The development history of surfing (Part 2)

From 1920 to 1929, the game moved from Waikiki surfing capital to California (USA) and Australia to Africa with an estimated number of 2,500 people. In the summer of 1928, at the Corona Del Mar (Newport) Pacific Surfing Championship, everyone was stunned by the Wisconsin Blake Tom Blake and the cigar-shaped hollow board 4.5kg lighter than the standard. Comfortable acrobatics in the air and on the waves. The hollow veneer was popular in the early 1930s.

And Blake wrote the book Hawaiian Surfboard in 1935, which was the first book about surfing and he was the first person to take a picture of surfing from the water. In 1939, thanks to the advanced bulk-building technique, a series of surfing clubs were born on the West Coast.

World War II occurred that the shoreline of the steel wire was no longer surfing, especially in the US to attack Japanese submarines. In 1950, two California stores called Hobie Surfboards (Dana Point) and Jack ONeill Surf (San Francisco, USA) invented a water-resistant jacket. In the same year, surfing spread to Brazil, Peru, France, England, etc.

In 1964, surfing associations in countries held the first world surfing competition in Sydney (Australia). In 1970, outside Hawaii, people moved to Indonesia, a 1,700 island country with beautiful waves, and made it the world’s top surfing place.

In 1981, surfboard improved from shortboard to field. Brazil became the leading country in high surfing and made it spread to Mozambique, New Guinea, SriLanka, Pakistan, Oman, Antarctica, Russia, etc.

There are currently more than 1,000 surfing schools across the planet and 5 million surfers and the 2007 figure is 7.5 million. The annual surfing industry has earned $ 4.5 billion for racing countries.

Accompanied by magazines, books, television, surf museums in turn.
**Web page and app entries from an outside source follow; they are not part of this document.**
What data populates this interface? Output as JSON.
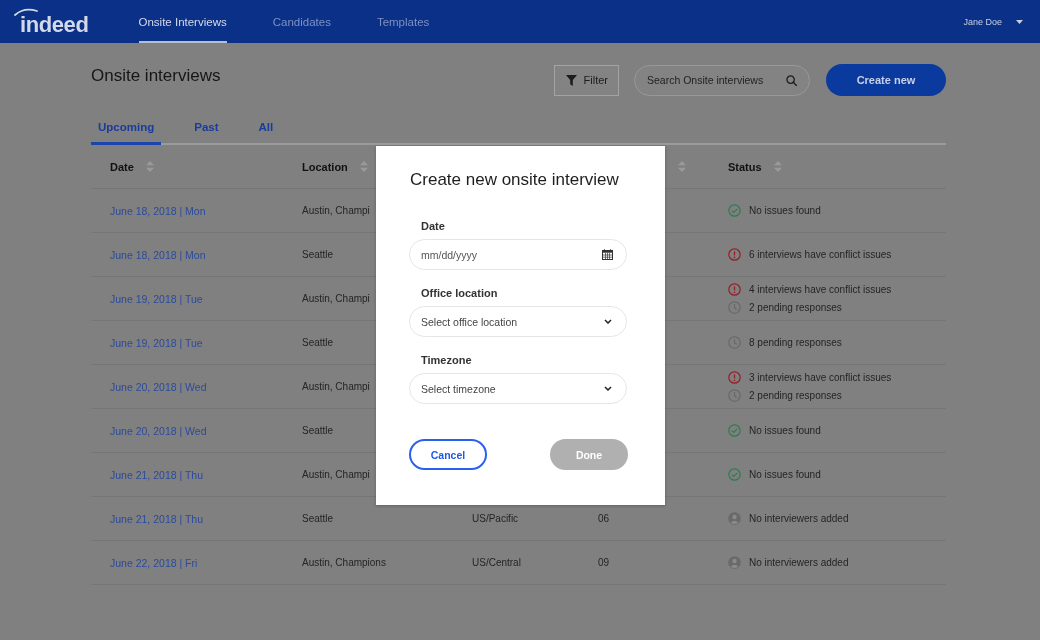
{
  "topbar": {
    "logo": "indeed",
    "nav": [
      {
        "label": "Onsite Interviews",
        "selected": true
      },
      {
        "label": "Candidates",
        "selected": false
      },
      {
        "label": "Templates",
        "selected": false
      }
    ],
    "user": "Jane Doe"
  },
  "page": {
    "title": "Onsite interviews",
    "filter_button": "Filter",
    "search": {
      "placeholder": "Search Onsite interviews"
    },
    "create_button": "Create new"
  },
  "tabs": [
    {
      "label": "Upcoming",
      "selected": true
    },
    {
      "label": "Past",
      "selected": false
    },
    {
      "label": "All",
      "selected": false
    }
  ],
  "table": {
    "columns": [
      {
        "label": "Date",
        "sortable": true
      },
      {
        "label": "Location",
        "sortable": true
      },
      {},
      {
        "sortable": true
      },
      {
        "label": "Status",
        "sortable": true
      }
    ],
    "rows": [
      {
        "date": "June 18, 2018 | Mon",
        "location": "Austin, Champi",
        "status": [
          {
            "kind": "ok",
            "text": "No issues found"
          }
        ]
      },
      {
        "date": "June 18, 2018 | Mon",
        "location": "Seattle",
        "status": [
          {
            "kind": "conflict",
            "text": "6 interviews have conflict issues"
          }
        ]
      },
      {
        "date": "June 19, 2018 | Tue",
        "location": "Austin, Champi",
        "status": [
          {
            "kind": "conflict",
            "text": "4 interviews have conflict issues"
          },
          {
            "kind": "pending",
            "text": "2 pending responses"
          }
        ]
      },
      {
        "date": "June 19, 2018 | Tue",
        "location": "Seattle",
        "status": [
          {
            "kind": "pending",
            "text": "8 pending responses"
          }
        ]
      },
      {
        "date": "June 20, 2018 | Wed",
        "location": "Austin, Champi",
        "status": [
          {
            "kind": "conflict",
            "text": "3 interviews have conflict issues"
          },
          {
            "kind": "pending",
            "text": "2 pending responses"
          }
        ]
      },
      {
        "date": "June 20, 2018 | Wed",
        "location": "Seattle",
        "status": [
          {
            "kind": "ok",
            "text": "No issues found"
          }
        ]
      },
      {
        "date": "June 21, 2018 | Thu",
        "location": "Austin, Champi",
        "status": [
          {
            "kind": "ok",
            "text": "No issues found"
          }
        ]
      },
      {
        "date": "June 21, 2018 | Thu",
        "location": "Seattle",
        "column_3": "US/Pacific",
        "column_4": "06",
        "status": [
          {
            "kind": "no_interviewers",
            "text": "No interviewers added"
          }
        ]
      },
      {
        "date": "June 22, 2018 | Fri",
        "location": "Austin, Champions",
        "column_3": "US/Central",
        "column_4": "09",
        "status": [
          {
            "kind": "no_interviewers",
            "text": "No interviewers added"
          }
        ]
      }
    ]
  },
  "modal": {
    "title": "Create new onsite interview",
    "fields": [
      {
        "kind": "date",
        "label": "Date",
        "placeholder": "mm/dd/yyyy"
      },
      {
        "kind": "select",
        "label": "Office location",
        "placeholder": "Select office location"
      },
      {
        "kind": "select",
        "label": "Timezone",
        "placeholder": "Select timezone"
      }
    ],
    "buttons": [
      {
        "kind": "secondary",
        "label": "Cancel",
        "disabled": false
      },
      {
        "kind": "primary",
        "label": "Done",
        "disabled": true
      }
    ]
  }
}
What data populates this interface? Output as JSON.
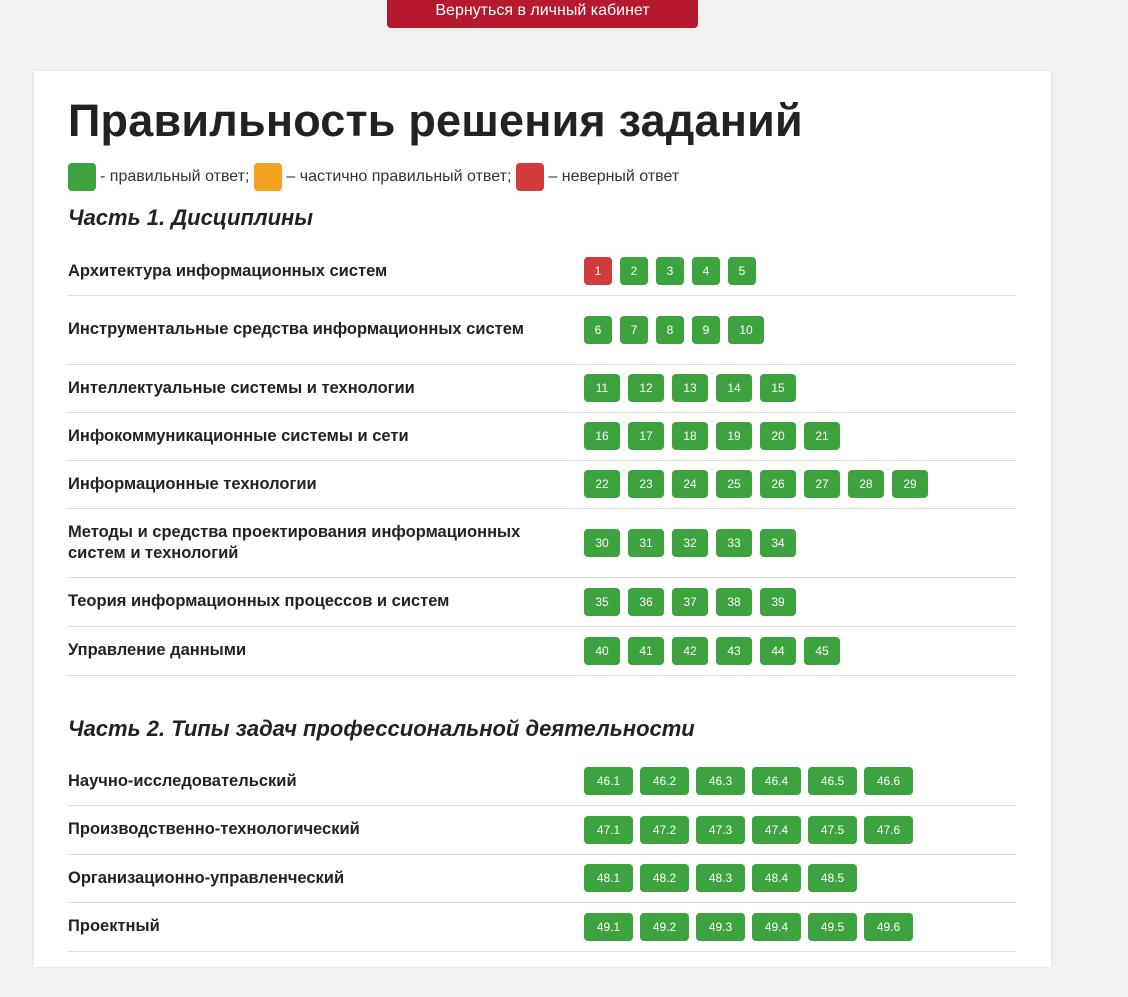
{
  "top_button": {
    "label": "Вернуться в личный кабинет"
  },
  "title": "Правильность решения заданий",
  "colors": {
    "correct": "#3da33f",
    "partial": "#f5a01e",
    "wrong": "#d23b3b"
  },
  "legend": [
    {
      "color": "correct",
      "text": "- правильный ответ;"
    },
    {
      "color": "partial",
      "text": "– частично правильный ответ;"
    },
    {
      "color": "wrong",
      "text": "– неверный ответ"
    }
  ],
  "part1": {
    "title": "Часть 1. Дисциплины",
    "rows": [
      {
        "label": "Архитектура информационных систем",
        "tasks": [
          {
            "n": "1",
            "s": "wrong"
          },
          {
            "n": "2",
            "s": "correct"
          },
          {
            "n": "3",
            "s": "correct"
          },
          {
            "n": "4",
            "s": "correct"
          },
          {
            "n": "5",
            "s": "correct"
          }
        ]
      },
      {
        "label": "Инструментальные средства информационных систем",
        "tasks": [
          {
            "n": "6",
            "s": "correct"
          },
          {
            "n": "7",
            "s": "correct"
          },
          {
            "n": "8",
            "s": "correct"
          },
          {
            "n": "9",
            "s": "correct"
          },
          {
            "n": "10",
            "s": "correct"
          }
        ]
      },
      {
        "label": "Интеллектуальные системы и технологии",
        "tasks": [
          {
            "n": "11",
            "s": "correct"
          },
          {
            "n": "12",
            "s": "correct"
          },
          {
            "n": "13",
            "s": "correct"
          },
          {
            "n": "14",
            "s": "correct"
          },
          {
            "n": "15",
            "s": "correct"
          }
        ]
      },
      {
        "label": "Инфокоммуникационные системы и сети",
        "tasks": [
          {
            "n": "16",
            "s": "correct"
          },
          {
            "n": "17",
            "s": "correct"
          },
          {
            "n": "18",
            "s": "correct"
          },
          {
            "n": "19",
            "s": "correct"
          },
          {
            "n": "20",
            "s": "correct"
          },
          {
            "n": "21",
            "s": "correct"
          }
        ]
      },
      {
        "label": "Информационные технологии",
        "tasks": [
          {
            "n": "22",
            "s": "correct"
          },
          {
            "n": "23",
            "s": "correct"
          },
          {
            "n": "24",
            "s": "correct"
          },
          {
            "n": "25",
            "s": "correct"
          },
          {
            "n": "26",
            "s": "correct"
          },
          {
            "n": "27",
            "s": "correct"
          },
          {
            "n": "28",
            "s": "correct"
          },
          {
            "n": "29",
            "s": "correct"
          }
        ]
      },
      {
        "label": "Методы и средства проектирования информационных систем и технологий",
        "tasks": [
          {
            "n": "30",
            "s": "correct"
          },
          {
            "n": "31",
            "s": "correct"
          },
          {
            "n": "32",
            "s": "correct"
          },
          {
            "n": "33",
            "s": "correct"
          },
          {
            "n": "34",
            "s": "correct"
          }
        ]
      },
      {
        "label": "Теория информационных процессов и систем",
        "tasks": [
          {
            "n": "35",
            "s": "correct"
          },
          {
            "n": "36",
            "s": "correct"
          },
          {
            "n": "37",
            "s": "correct"
          },
          {
            "n": "38",
            "s": "correct"
          },
          {
            "n": "39",
            "s": "correct"
          }
        ]
      },
      {
        "label": "Управление данными",
        "tasks": [
          {
            "n": "40",
            "s": "correct"
          },
          {
            "n": "41",
            "s": "correct"
          },
          {
            "n": "42",
            "s": "correct"
          },
          {
            "n": "43",
            "s": "correct"
          },
          {
            "n": "44",
            "s": "correct"
          },
          {
            "n": "45",
            "s": "correct"
          }
        ]
      }
    ]
  },
  "part2": {
    "title": "Часть 2. Типы задач профессиональной деятельности",
    "rows": [
      {
        "label": "Научно-исследовательский",
        "tasks": [
          {
            "n": "46.1",
            "s": "correct"
          },
          {
            "n": "46.2",
            "s": "correct"
          },
          {
            "n": "46.3",
            "s": "correct"
          },
          {
            "n": "46.4",
            "s": "correct"
          },
          {
            "n": "46.5",
            "s": "correct"
          },
          {
            "n": "46.6",
            "s": "correct"
          }
        ]
      },
      {
        "label": "Производственно-технологический",
        "tasks": [
          {
            "n": "47.1",
            "s": "correct"
          },
          {
            "n": "47.2",
            "s": "correct"
          },
          {
            "n": "47.3",
            "s": "correct"
          },
          {
            "n": "47.4",
            "s": "correct"
          },
          {
            "n": "47.5",
            "s": "correct"
          },
          {
            "n": "47.6",
            "s": "correct"
          }
        ]
      },
      {
        "label": "Организационно-управленческий",
        "tasks": [
          {
            "n": "48.1",
            "s": "correct"
          },
          {
            "n": "48.2",
            "s": "correct"
          },
          {
            "n": "48.3",
            "s": "correct"
          },
          {
            "n": "48.4",
            "s": "correct"
          },
          {
            "n": "48.5",
            "s": "correct"
          }
        ]
      },
      {
        "label": "Проектный",
        "tasks": [
          {
            "n": "49.1",
            "s": "correct"
          },
          {
            "n": "49.2",
            "s": "correct"
          },
          {
            "n": "49.3",
            "s": "correct"
          },
          {
            "n": "49.4",
            "s": "correct"
          },
          {
            "n": "49.5",
            "s": "correct"
          },
          {
            "n": "49.6",
            "s": "correct"
          }
        ]
      }
    ]
  }
}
Surfing has been a fun, sexy, advanced, affordable activity when surfing the body and mind is completely liberated.